If you don’t have time to review more detailed information, check out these quick reminders of winter-safe behavior:
Dress to suit the weather - Thin layers of loose-fitting clothes will trap body heat and aid air circulation. Outer clothing should be hooded, tightly woven, and water-repellent. Mittens are warmer than gloves. Wear a hat—most body heat is lost through the head.
Check the weather forecast before going outdoors or traveling - Pay particular attention to windchill, which can create dangerously cold conditions. Monitor the National Weather Service forecasts, statements, watches, and warnings for the latest information on a developing winter storm.
Pace your outdoor activity - Avoid strenuous activity in extremely cold temperatures. Your heart must work harder to pump blood through constricted vessels in arms and legs.
Watch for signs of hypothermia and frostbite - especially in the very young and the elderly.Symptoms of hypothermia are shivering, confusion, and loss of muscular control. Frostbite causes loss of feeling and a white or pale appearance in extremities such as fingers, toes, tip of nose, and ear lobes. If you see these symptoms, get medical attention immediately.

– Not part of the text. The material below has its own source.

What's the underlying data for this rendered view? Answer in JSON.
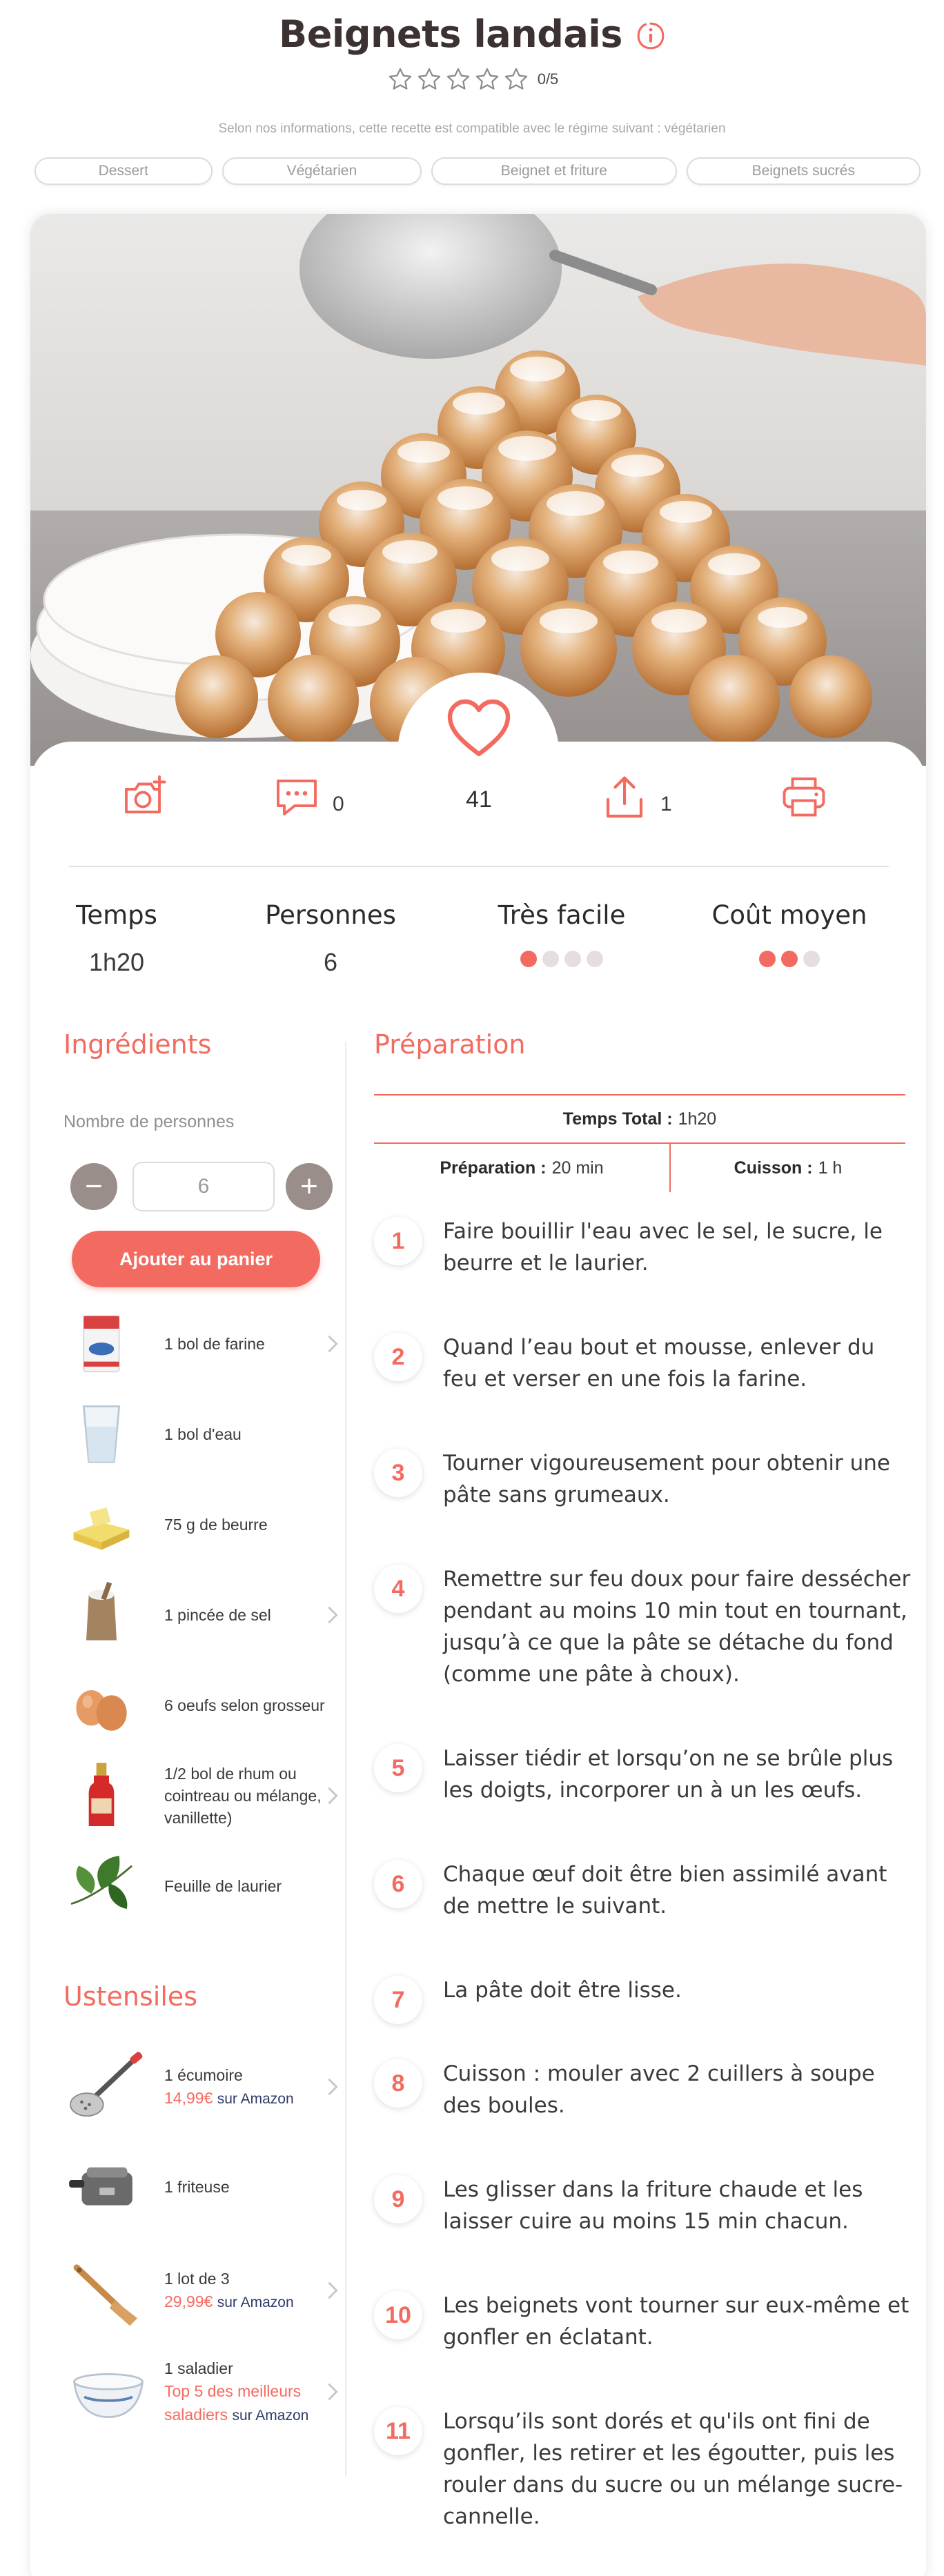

Winterize your home and vehicle before the cold weather arrives - Prepare an emergency kit for your home and one for your vehicle, and make sure your home heating system is in good working order. If possible, re-insulate your home to avoid cold air leaks and reduce heating costs.